Celebrating a Legacy by Taking Action

A Day of Celebration and a Day of Action – by Candace Chen, Equal Justice Works AmeriCorps Legal Fellow at OneJustice

UC Davis law students providing free legal help to seniors, supervised by attorneys from Legal Aid of Napa Valley

César Chávez left a legacy as an educator and civil rights leader. Each year, Californians commemorate and celebrate his legacy on César Chávez Day by promoting a day of service in honor of his life and work. Rather than enjoy a rare day off from law school, a group of law students from the University of California, Davis School of Law volunteered with OneJustice’s Justice Bus Project at two estate planning clinics for seniors on March 30, 2012. These incredibly dedicated law students traveled an hour and a half and weathered the rain in order to help Legal Aid of Napa Valley provide free legal services to low-income seniors living in mobile home parks in Calistoga.

That’s right, I said mobile home parks in Calistoga.
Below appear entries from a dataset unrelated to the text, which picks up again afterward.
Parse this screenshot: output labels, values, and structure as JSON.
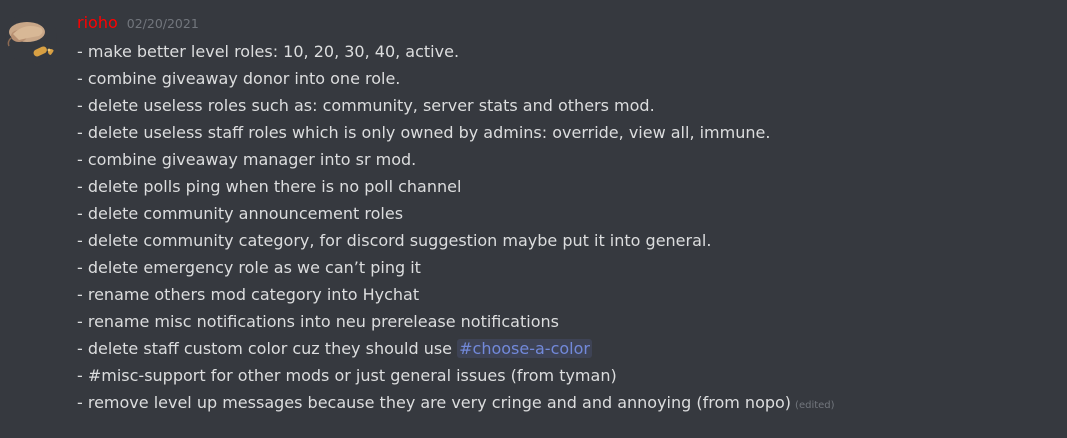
{
  "message": {
    "author": {
      "username": "rioho",
      "color": "#ff0000"
    },
    "timestamp": "02/20/2021",
    "lines": [
      "- make better level roles: 10, 20, 30, 40, active.",
      "- combine giveaway donor into one role.",
      "- delete useless roles such as: community, server stats and others mod.",
      "- delete useless staff roles which is only owned by admins: override, view all, immune.",
      "- combine giveaway manager into sr mod.",
      "- delete polls ping when there is no poll channel",
      "- delete community announcement roles",
      "- delete community category, for discord suggestion maybe put it into general.",
      "- delete emergency role as we can’t ping it",
      "- rename others mod category into Hychat",
      "- rename misc notifications into neu prerelease notifications"
    ],
    "line_with_mention": {
      "prefix": "- delete staff custom color cuz they should use ",
      "channel_mention": "#choose-a-color"
    },
    "line_13": "- #misc-support for other mods or just general issues (from tyman)",
    "last_line": "-  remove level up messages because they are very cringe and and annoying (from nopo)",
    "edited_label": "(edited)"
  },
  "colors": {
    "background": "#36393f",
    "text": "#dcddde",
    "muted": "#72767d",
    "mention": "#7289da"
  }
}
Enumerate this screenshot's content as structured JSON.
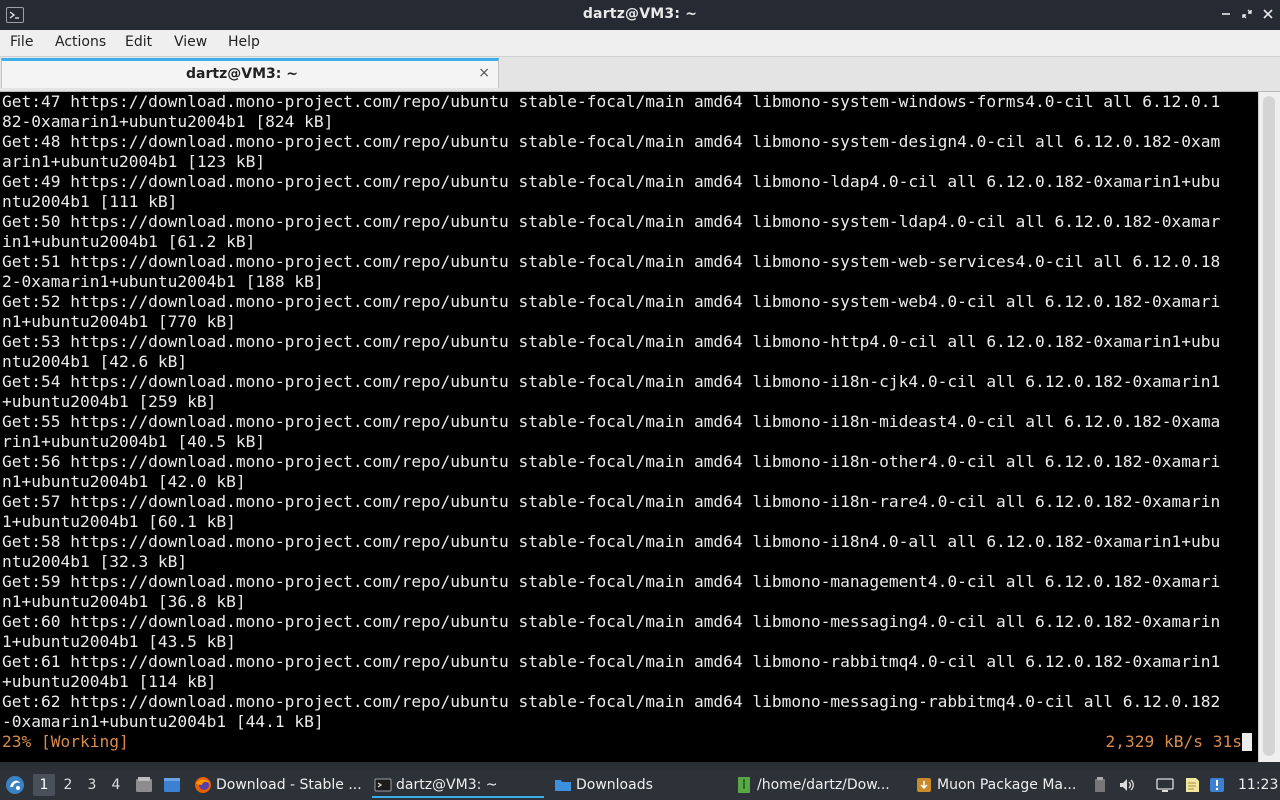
{
  "window": {
    "title": "dartz@VM3: ~",
    "icon": "terminal-icon",
    "controls": [
      "minimize-icon",
      "maximize-icon",
      "close-icon"
    ]
  },
  "menubar": {
    "items": [
      "File",
      "Actions",
      "Edit",
      "View",
      "Help"
    ]
  },
  "tabs": [
    {
      "label": "dartz@VM3: ~",
      "close_glyph": "×"
    }
  ],
  "terminal": {
    "lines": [
      "Get:47 https://download.mono-project.com/repo/ubuntu stable-focal/main amd64 libmono-system-windows-forms4.0-cil all 6.12.0.1",
      "82-0xamarin1+ubuntu2004b1 [824 kB]",
      "Get:48 https://download.mono-project.com/repo/ubuntu stable-focal/main amd64 libmono-system-design4.0-cil all 6.12.0.182-0xam",
      "arin1+ubuntu2004b1 [123 kB]",
      "Get:49 https://download.mono-project.com/repo/ubuntu stable-focal/main amd64 libmono-ldap4.0-cil all 6.12.0.182-0xamarin1+ubu",
      "ntu2004b1 [111 kB]",
      "Get:50 https://download.mono-project.com/repo/ubuntu stable-focal/main amd64 libmono-system-ldap4.0-cil all 6.12.0.182-0xamar",
      "in1+ubuntu2004b1 [61.2 kB]",
      "Get:51 https://download.mono-project.com/repo/ubuntu stable-focal/main amd64 libmono-system-web-services4.0-cil all 6.12.0.18",
      "2-0xamarin1+ubuntu2004b1 [188 kB]",
      "Get:52 https://download.mono-project.com/repo/ubuntu stable-focal/main amd64 libmono-system-web4.0-cil all 6.12.0.182-0xamari",
      "n1+ubuntu2004b1 [770 kB]",
      "Get:53 https://download.mono-project.com/repo/ubuntu stable-focal/main amd64 libmono-http4.0-cil all 6.12.0.182-0xamarin1+ubu",
      "ntu2004b1 [42.6 kB]",
      "Get:54 https://download.mono-project.com/repo/ubuntu stable-focal/main amd64 libmono-i18n-cjk4.0-cil all 6.12.0.182-0xamarin1",
      "+ubuntu2004b1 [259 kB]",
      "Get:55 https://download.mono-project.com/repo/ubuntu stable-focal/main amd64 libmono-i18n-mideast4.0-cil all 6.12.0.182-0xama",
      "rin1+ubuntu2004b1 [40.5 kB]",
      "Get:56 https://download.mono-project.com/repo/ubuntu stable-focal/main amd64 libmono-i18n-other4.0-cil all 6.12.0.182-0xamari",
      "n1+ubuntu2004b1 [42.0 kB]",
      "Get:57 https://download.mono-project.com/repo/ubuntu stable-focal/main amd64 libmono-i18n-rare4.0-cil all 6.12.0.182-0xamarin",
      "1+ubuntu2004b1 [60.1 kB]",
      "Get:58 https://download.mono-project.com/repo/ubuntu stable-focal/main amd64 libmono-i18n4.0-all all 6.12.0.182-0xamarin1+ubu",
      "ntu2004b1 [32.3 kB]",
      "Get:59 https://download.mono-project.com/repo/ubuntu stable-focal/main amd64 libmono-management4.0-cil all 6.12.0.182-0xamari",
      "n1+ubuntu2004b1 [36.8 kB]",
      "Get:60 https://download.mono-project.com/repo/ubuntu stable-focal/main amd64 libmono-messaging4.0-cil all 6.12.0.182-0xamarin",
      "1+ubuntu2004b1 [43.5 kB]",
      "Get:61 https://download.mono-project.com/repo/ubuntu stable-focal/main amd64 libmono-rabbitmq4.0-cil all 6.12.0.182-0xamarin1",
      "+ubuntu2004b1 [114 kB]",
      "Get:62 https://download.mono-project.com/repo/ubuntu stable-focal/main amd64 libmono-messaging-rabbitmq4.0-cil all 6.12.0.182",
      "-0xamarin1+ubuntu2004b1 [44.1 kB]"
    ],
    "status_left": "23% [Working]",
    "status_right": "2,329 kB/s 31s",
    "colors": {
      "background": "#000000",
      "text": "#ebebeb",
      "status": "#d98b4c"
    }
  },
  "taskbar": {
    "start_icon": "start-menu-icon",
    "workspaces": [
      "1",
      "2",
      "3",
      "4"
    ],
    "active_workspace": "1",
    "quick_launch": [
      "file-manager-icon",
      "show-desktop-icon"
    ],
    "tasks": [
      {
        "label": "Download - Stable ...",
        "icon": "firefox-icon",
        "active": false
      },
      {
        "label": "dartz@VM3: ~",
        "icon": "terminal-icon",
        "active": true
      },
      {
        "label": "Downloads",
        "icon": "folder-icon",
        "active": false
      },
      {
        "label": "/home/dartz/Dow...",
        "icon": "archive-icon",
        "active": false
      },
      {
        "label": "Muon Package Ma...",
        "icon": "package-manager-icon",
        "active": false
      }
    ],
    "tray": [
      "clipboard-icon",
      "volume-icon",
      "network-icon",
      "notes-icon",
      "updates-icon"
    ],
    "clock": "11:23",
    "accent": "#3daee9"
  }
}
Having grown up in the Bay Area, I have visited Calistoga countless times and never once did I imagine, let alone see, there were mobile home parks in Calistoga. When I hear the name Calistoga, I immediately think of wine county, quaint Victorian bed and breakfast inns, and romantic spa getaway. When I travel down Lincoln Street, the main road in and out of Calistoga, I never saw even a shadow of the mobile home parks.

Like so many marginalized communities, the residents of these mobile home parks are kept hidden from most people visiting Calistoga.
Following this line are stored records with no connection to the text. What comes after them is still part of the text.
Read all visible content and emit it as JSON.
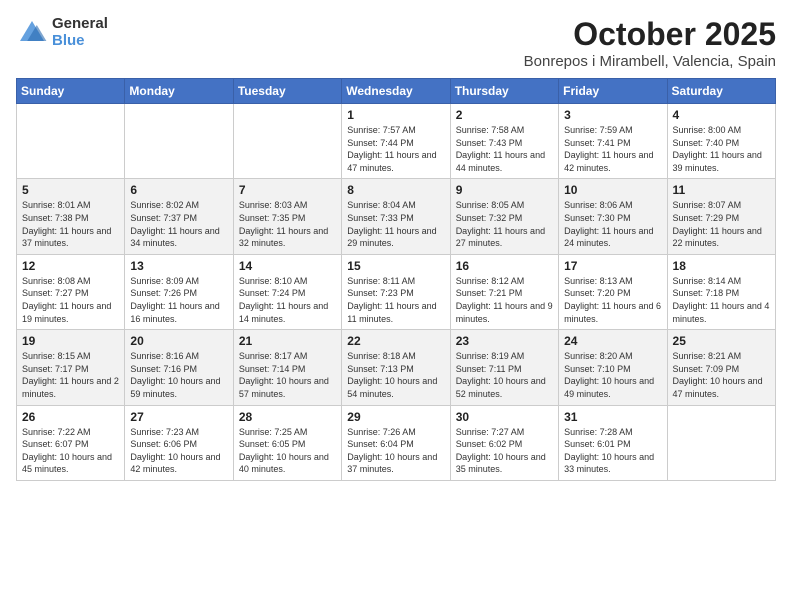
{
  "logo": {
    "general": "General",
    "blue": "Blue"
  },
  "header": {
    "month": "October 2025",
    "location": "Bonrepos i Mirambell, Valencia, Spain"
  },
  "weekdays": [
    "Sunday",
    "Monday",
    "Tuesday",
    "Wednesday",
    "Thursday",
    "Friday",
    "Saturday"
  ],
  "weeks": [
    [
      {
        "day": "",
        "sunrise": "",
        "sunset": "",
        "daylight": ""
      },
      {
        "day": "",
        "sunrise": "",
        "sunset": "",
        "daylight": ""
      },
      {
        "day": "",
        "sunrise": "",
        "sunset": "",
        "daylight": ""
      },
      {
        "day": "1",
        "sunrise": "Sunrise: 7:57 AM",
        "sunset": "Sunset: 7:44 PM",
        "daylight": "Daylight: 11 hours and 47 minutes."
      },
      {
        "day": "2",
        "sunrise": "Sunrise: 7:58 AM",
        "sunset": "Sunset: 7:43 PM",
        "daylight": "Daylight: 11 hours and 44 minutes."
      },
      {
        "day": "3",
        "sunrise": "Sunrise: 7:59 AM",
        "sunset": "Sunset: 7:41 PM",
        "daylight": "Daylight: 11 hours and 42 minutes."
      },
      {
        "day": "4",
        "sunrise": "Sunrise: 8:00 AM",
        "sunset": "Sunset: 7:40 PM",
        "daylight": "Daylight: 11 hours and 39 minutes."
      }
    ],
    [
      {
        "day": "5",
        "sunrise": "Sunrise: 8:01 AM",
        "sunset": "Sunset: 7:38 PM",
        "daylight": "Daylight: 11 hours and 37 minutes."
      },
      {
        "day": "6",
        "sunrise": "Sunrise: 8:02 AM",
        "sunset": "Sunset: 7:37 PM",
        "daylight": "Daylight: 11 hours and 34 minutes."
      },
      {
        "day": "7",
        "sunrise": "Sunrise: 8:03 AM",
        "sunset": "Sunset: 7:35 PM",
        "daylight": "Daylight: 11 hours and 32 minutes."
      },
      {
        "day": "8",
        "sunrise": "Sunrise: 8:04 AM",
        "sunset": "Sunset: 7:33 PM",
        "daylight": "Daylight: 11 hours and 29 minutes."
      },
      {
        "day": "9",
        "sunrise": "Sunrise: 8:05 AM",
        "sunset": "Sunset: 7:32 PM",
        "daylight": "Daylight: 11 hours and 27 minutes."
      },
      {
        "day": "10",
        "sunrise": "Sunrise: 8:06 AM",
        "sunset": "Sunset: 7:30 PM",
        "daylight": "Daylight: 11 hours and 24 minutes."
      },
      {
        "day": "11",
        "sunrise": "Sunrise: 8:07 AM",
        "sunset": "Sunset: 7:29 PM",
        "daylight": "Daylight: 11 hours and 22 minutes."
      }
    ],
    [
      {
        "day": "12",
        "sunrise": "Sunrise: 8:08 AM",
        "sunset": "Sunset: 7:27 PM",
        "daylight": "Daylight: 11 hours and 19 minutes."
      },
      {
        "day": "13",
        "sunrise": "Sunrise: 8:09 AM",
        "sunset": "Sunset: 7:26 PM",
        "daylight": "Daylight: 11 hours and 16 minutes."
      },
      {
        "day": "14",
        "sunrise": "Sunrise: 8:10 AM",
        "sunset": "Sunset: 7:24 PM",
        "daylight": "Daylight: 11 hours and 14 minutes."
      },
      {
        "day": "15",
        "sunrise": "Sunrise: 8:11 AM",
        "sunset": "Sunset: 7:23 PM",
        "daylight": "Daylight: 11 hours and 11 minutes."
      },
      {
        "day": "16",
        "sunrise": "Sunrise: 8:12 AM",
        "sunset": "Sunset: 7:21 PM",
        "daylight": "Daylight: 11 hours and 9 minutes."
      },
      {
        "day": "17",
        "sunrise": "Sunrise: 8:13 AM",
        "sunset": "Sunset: 7:20 PM",
        "daylight": "Daylight: 11 hours and 6 minutes."
      },
      {
        "day": "18",
        "sunrise": "Sunrise: 8:14 AM",
        "sunset": "Sunset: 7:18 PM",
        "daylight": "Daylight: 11 hours and 4 minutes."
      }
    ],
    [
      {
        "day": "19",
        "sunrise": "Sunrise: 8:15 AM",
        "sunset": "Sunset: 7:17 PM",
        "daylight": "Daylight: 11 hours and 2 minutes."
      },
      {
        "day": "20",
        "sunrise": "Sunrise: 8:16 AM",
        "sunset": "Sunset: 7:16 PM",
        "daylight": "Daylight: 10 hours and 59 minutes."
      },
      {
        "day": "21",
        "sunrise": "Sunrise: 8:17 AM",
        "sunset": "Sunset: 7:14 PM",
        "daylight": "Daylight: 10 hours and 57 minutes."
      },
      {
        "day": "22",
        "sunrise": "Sunrise: 8:18 AM",
        "sunset": "Sunset: 7:13 PM",
        "daylight": "Daylight: 10 hours and 54 minutes."
      },
      {
        "day": "23",
        "sunrise": "Sunrise: 8:19 AM",
        "sunset": "Sunset: 7:11 PM",
        "daylight": "Daylight: 10 hours and 52 minutes."
      },
      {
        "day": "24",
        "sunrise": "Sunrise: 8:20 AM",
        "sunset": "Sunset: 7:10 PM",
        "daylight": "Daylight: 10 hours and 49 minutes."
      },
      {
        "day": "25",
        "sunrise": "Sunrise: 8:21 AM",
        "sunset": "Sunset: 7:09 PM",
        "daylight": "Daylight: 10 hours and 47 minutes."
      }
    ],
    [
      {
        "day": "26",
        "sunrise": "Sunrise: 7:22 AM",
        "sunset": "Sunset: 6:07 PM",
        "daylight": "Daylight: 10 hours and 45 minutes."
      },
      {
        "day": "27",
        "sunrise": "Sunrise: 7:23 AM",
        "sunset": "Sunset: 6:06 PM",
        "daylight": "Daylight: 10 hours and 42 minutes."
      },
      {
        "day": "28",
        "sunrise": "Sunrise: 7:25 AM",
        "sunset": "Sunset: 6:05 PM",
        "daylight": "Daylight: 10 hours and 40 minutes."
      },
      {
        "day": "29",
        "sunrise": "Sunrise: 7:26 AM",
        "sunset": "Sunset: 6:04 PM",
        "daylight": "Daylight: 10 hours and 37 minutes."
      },
      {
        "day": "30",
        "sunrise": "Sunrise: 7:27 AM",
        "sunset": "Sunset: 6:02 PM",
        "daylight": "Daylight: 10 hours and 35 minutes."
      },
      {
        "day": "31",
        "sunrise": "Sunrise: 7:28 AM",
        "sunset": "Sunset: 6:01 PM",
        "daylight": "Daylight: 10 hours and 33 minutes."
      },
      {
        "day": "",
        "sunrise": "",
        "sunset": "",
        "daylight": ""
      }
    ]
  ]
}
Kristi Lesnewich, Senior Staff Attorney at Legal Aid of Napa Valley, talked to the students about the history of the two mobile home parks and the impact the law students would make in helping to provide access to legal services in these marginalized communities. The students met with 14 seniors and helped them prepare a number of estate planning related documents, including Advance Health Care Directives, Power of Attorney of Finance (“POA”), and simple wills.

Students from UC Davis School of Law celebrate Cesar Chavez’s legacy by moving into action and providing free legal help to low-income seniors.

Many of the seniors commented on how nice it was to know that young people cared about them and their issues. One client wrote, “I believe that this [clinic] has prepared me for making proper decision regarding end of life events. This will save hardship on relatives left behind and now I can face the future securely. Thank you for having students who are kind and knowledgeable in the law that affects seniors. I almost died three years ago in a car accident and had no idea how to pursue health directive, POA, or will. Now I feel educated….Thank you!”

Despite the wet weather, the law students and seniors left the clinic smiling. The Justice Bus brings legal solutions by eliminating geographic barriers to justice – creating help where there were only problems – just as the normally dry golden hills of California transform into lush green fields after a few days of rain.

Justice Bus Project wins Award for Nonprofit Excellence

Law Students on the Justice Bus

We are so proud that the California Association of Nonprofits (CAN) Insurance Services recently announced that they have selected OneJustice and our Justice Bus Project for their 2012 Award of Nonprofit Excellence!  The fact that this award is not limited to nonprofit legal organizations – but instead draws from the entire statewide nonprofit sector – makes us particularly proud, because it is also recognition of the important role that legal help plays in the emergency safety net system for Californians in need.

The Justice Bus Project is the only “on the ground” project in California that brings together nonprofit legal organizations, law schools, and the private legal sector (law firms and the legal departments at corporations) to transport legal professionals from the urban areas where they work and live to rural areas of the state, where thousands of Californians face pressing legal needs with no access to legal advice or help.  The clients served by the Justice Bus Project often live in isolated areas, far away from the closest legal nonprofit organization that could help them.  Those nonprofits do their best to have lawyers “ride a circuit” (meaning they literally pack up their cars and drive through their service area, trying to reach those isolated pockets of poverty) – but this happens infrequently at best.

California’s law schools and law firms are located in the urban coastal areas of our state – the San Francisco Bay Area and Los Angeles.  The highest poverty densities are in the Central Valley, the area on the border with Nevada, and the middle of the state in the far north.  This significant mismatch in resources and need is our reality – but that does not (and should not) be the end of the narrative.  While a report released two years ago by the California Commission on Access to Justice clearly documents the inequity that exists in rural legal resources – few have moved from thinking about the problem to actually doing something about it.  Rather that accepting this inequity, California’s legal community should work together to use transportation – and technology – to get the resources (lawyers and law students) out into the areas where their help is so needed.  The Justice Bus is just one way of making that happen, and we’re thrilled that the rest of the nonprofit sector is recognizing its importance.  Thank you to CAN Insurance Services for this award!